───── RECORDS ─────
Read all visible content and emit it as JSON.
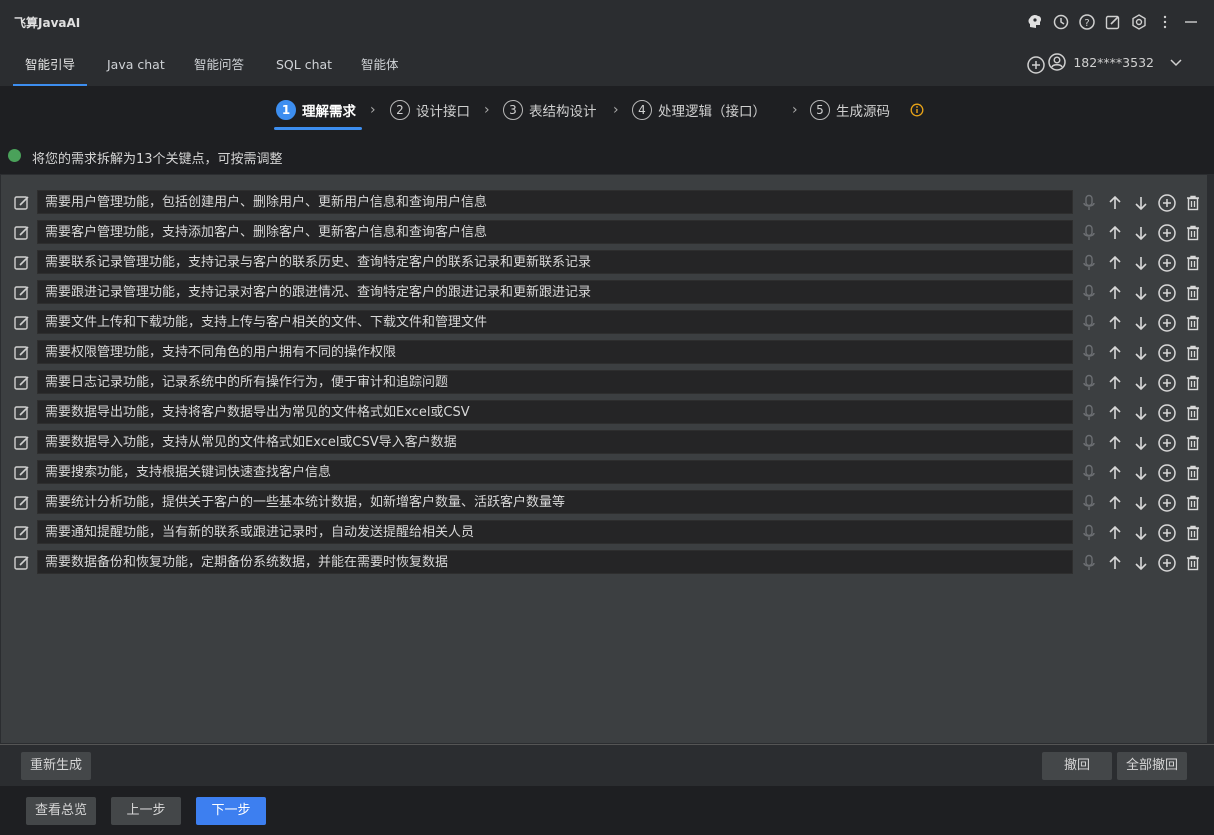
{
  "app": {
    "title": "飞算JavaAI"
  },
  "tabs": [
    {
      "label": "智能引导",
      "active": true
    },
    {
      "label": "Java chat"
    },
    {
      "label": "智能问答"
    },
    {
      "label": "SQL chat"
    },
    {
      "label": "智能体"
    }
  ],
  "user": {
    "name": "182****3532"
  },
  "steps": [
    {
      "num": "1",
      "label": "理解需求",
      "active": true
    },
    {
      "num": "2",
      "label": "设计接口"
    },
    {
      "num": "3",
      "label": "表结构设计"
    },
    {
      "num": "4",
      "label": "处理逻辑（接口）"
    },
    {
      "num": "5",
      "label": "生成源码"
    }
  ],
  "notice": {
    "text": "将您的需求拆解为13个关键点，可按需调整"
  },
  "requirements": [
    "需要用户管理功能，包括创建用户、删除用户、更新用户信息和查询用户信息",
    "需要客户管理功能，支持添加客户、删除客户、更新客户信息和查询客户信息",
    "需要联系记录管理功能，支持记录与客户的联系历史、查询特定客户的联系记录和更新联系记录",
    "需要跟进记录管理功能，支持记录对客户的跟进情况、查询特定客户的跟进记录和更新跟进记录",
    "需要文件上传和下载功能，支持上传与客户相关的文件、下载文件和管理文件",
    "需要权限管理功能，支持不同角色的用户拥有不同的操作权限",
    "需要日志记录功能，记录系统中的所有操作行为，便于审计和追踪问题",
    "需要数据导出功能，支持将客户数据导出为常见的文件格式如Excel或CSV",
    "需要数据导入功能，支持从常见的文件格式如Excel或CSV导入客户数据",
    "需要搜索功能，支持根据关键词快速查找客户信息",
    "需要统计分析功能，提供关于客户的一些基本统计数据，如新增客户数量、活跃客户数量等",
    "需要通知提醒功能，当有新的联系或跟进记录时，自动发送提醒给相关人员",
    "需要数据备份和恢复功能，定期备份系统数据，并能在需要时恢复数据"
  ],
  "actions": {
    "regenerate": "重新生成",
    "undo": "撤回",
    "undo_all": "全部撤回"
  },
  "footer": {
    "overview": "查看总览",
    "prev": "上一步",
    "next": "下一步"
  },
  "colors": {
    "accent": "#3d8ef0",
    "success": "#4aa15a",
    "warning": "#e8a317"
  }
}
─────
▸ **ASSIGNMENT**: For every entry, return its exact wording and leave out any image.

▸ **RESULT FOR THIS EXERCISE**:
Read all visible content and emit it as JSON.
{
  "app": {
    "title": "飞算JavaAI"
  },
  "tabs": [
    {
      "label": "智能引导",
      "active": true
    },
    {
      "label": "Java chat"
    },
    {
      "label": "智能问答"
    },
    {
      "label": "SQL chat"
    },
    {
      "label": "智能体"
    }
  ],
  "user": {
    "name": "182****3532"
  },
  "steps": [
    {
      "num": "1",
      "label": "理解需求",
      "active": true
    },
    {
      "num": "2",
      "label": "设计接口"
    },
    {
      "num": "3",
      "label": "表结构设计"
    },
    {
      "num": "4",
      "label": "处理逻辑（接口）"
    },
    {
      "num": "5",
      "label": "生成源码"
    }
  ],
  "notice": {
    "text": "将您的需求拆解为13个关键点，可按需调整"
  },
  "requirements": [
    "需要用户管理功能，包括创建用户、删除用户、更新用户信息和查询用户信息",
    "需要客户管理功能，支持添加客户、删除客户、更新客户信息和查询客户信息",
    "需要联系记录管理功能，支持记录与客户的联系历史、查询特定客户的联系记录和更新联系记录",
    "需要跟进记录管理功能，支持记录对客户的跟进情况、查询特定客户的跟进记录和更新跟进记录",
    "需要文件上传和下载功能，支持上传与客户相关的文件、下载文件和管理文件",
    "需要权限管理功能，支持不同角色的用户拥有不同的操作权限",
    "需要日志记录功能，记录系统中的所有操作行为，便于审计和追踪问题",
    "需要数据导出功能，支持将客户数据导出为常见的文件格式如Excel或CSV",
    "需要数据导入功能，支持从常见的文件格式如Excel或CSV导入客户数据",
    "需要搜索功能，支持根据关键词快速查找客户信息",
    "需要统计分析功能，提供关于客户的一些基本统计数据，如新增客户数量、活跃客户数量等",
    "需要通知提醒功能，当有新的联系或跟进记录时，自动发送提醒给相关人员",
    "需要数据备份和恢复功能，定期备份系统数据，并能在需要时恢复数据"
  ],
  "actions": {
    "regenerate": "重新生成",
    "undo": "撤回",
    "undo_all": "全部撤回"
  },
  "footer": {
    "overview": "查看总览",
    "prev": "上一步",
    "next": "下一步"
  },
  "colors": {
    "accent": "#3d8ef0",
    "success": "#4aa15a",
    "warning": "#e8a317"
  }
}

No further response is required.